A review of the available research into long Covid in children and adolescents has found that it is rare for children and adolescents to report having symptoms associated with long Covid for longer than 12 weeks. During those 12 weeks the most common symptoms reported were headache, fatigue, sleep disturbance, concentration difficulties and abdominal pain.
The review also found that the existing studies on long Covid in children and adolescents “have major limitations” with some not showing “a difference in symptoms between those who have been infected by SARS-CoV-2 and those who haven’t.”
The review, which was published in the Pediatric Infectious Disease Journal, was carried out by the Murdoch Children’s Research Institute (MCRI), Australia’s largest child health research institute.
Professor Nigel Curtis, of Melbourne University and the MCRI, said that while children with COVID-19 are “usually asymptomatic or have mild disease with low rates of hospitalization, the risks and features of long Covid were poorly understood.” He said that the studies that have been conducted so far lacked “a clear case definition, and age-related data,” and that they rely on “self- or parent- reported symptoms without a lab confirmation.”
Professor Curtis cautions that these methodological issues, combined with a low response rate in many of the studies available, indicate we may be overestimating the risk of long Covid. Curtis told the Guardian newspaper that “we don’t in fact have an accurate determination of the risk of long Covid, but it’s likely to be considerably less than many…headlines have been suggesting.”
Speaking to the Australian newspaper Dr Curtis said that “an accurate determination of the risk of long Covid” amongst children and adolescents is “crucial in the debate about the risks and benefits of vaccination…given the very low risk of severe disease we’d have to be ultra-cautious about vaccination in young children.”

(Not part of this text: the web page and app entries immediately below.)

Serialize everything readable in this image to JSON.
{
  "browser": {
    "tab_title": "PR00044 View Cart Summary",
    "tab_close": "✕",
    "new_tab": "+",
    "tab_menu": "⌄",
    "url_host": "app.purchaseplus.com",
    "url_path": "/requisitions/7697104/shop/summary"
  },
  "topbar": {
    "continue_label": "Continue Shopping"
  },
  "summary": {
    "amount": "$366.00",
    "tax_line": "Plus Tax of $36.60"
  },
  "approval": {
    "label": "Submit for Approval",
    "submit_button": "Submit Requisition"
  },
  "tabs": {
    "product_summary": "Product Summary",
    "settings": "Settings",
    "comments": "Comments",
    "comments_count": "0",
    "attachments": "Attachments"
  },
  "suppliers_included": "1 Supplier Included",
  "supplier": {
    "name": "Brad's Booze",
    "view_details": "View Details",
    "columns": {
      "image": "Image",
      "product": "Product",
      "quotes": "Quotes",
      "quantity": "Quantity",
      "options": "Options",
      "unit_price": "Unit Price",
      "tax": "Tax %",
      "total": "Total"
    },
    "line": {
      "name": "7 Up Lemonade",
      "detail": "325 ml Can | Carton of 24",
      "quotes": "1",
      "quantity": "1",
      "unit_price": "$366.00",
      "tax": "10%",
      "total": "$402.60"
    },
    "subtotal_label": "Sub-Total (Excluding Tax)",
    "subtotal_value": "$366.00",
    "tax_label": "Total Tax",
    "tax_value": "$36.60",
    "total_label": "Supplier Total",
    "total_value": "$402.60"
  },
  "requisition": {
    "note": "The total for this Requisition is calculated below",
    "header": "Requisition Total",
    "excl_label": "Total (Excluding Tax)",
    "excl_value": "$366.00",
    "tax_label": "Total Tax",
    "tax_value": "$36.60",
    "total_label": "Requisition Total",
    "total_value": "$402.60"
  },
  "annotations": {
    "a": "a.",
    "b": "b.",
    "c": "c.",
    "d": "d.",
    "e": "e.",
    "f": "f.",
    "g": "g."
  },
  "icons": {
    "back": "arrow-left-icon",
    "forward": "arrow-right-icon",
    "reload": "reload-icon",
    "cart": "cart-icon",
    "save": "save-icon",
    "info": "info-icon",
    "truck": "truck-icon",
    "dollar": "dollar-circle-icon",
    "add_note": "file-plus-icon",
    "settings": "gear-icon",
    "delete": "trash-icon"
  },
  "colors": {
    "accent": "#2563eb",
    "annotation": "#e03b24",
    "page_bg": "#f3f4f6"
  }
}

Dr Petra Zimmermann, of the University of Fribourg and the MRCI, said that the symptoms of long Covid are “difficult to distinguish from those attributable to the indirect effects of the pandemics, such as school closures, not seeing friends or being unable to do sports and hobbies.”
The MCRI recently released a research brief which stated that “there are significant indirect effects of the pandemic on the mental health, learning and wellbeing of children and adolescents.” “Prolonged school closures and lockdowns,” according to the MCRI, “exacerbate these impacts, differentially affecting those living with disadvantage, diminishing social mobility and impacting economic productivity.”
Australia, the brief says, has seen “substantial increases in admissions to pediatric hospitals for mental health, substance use, self-harm and suicide attempts.”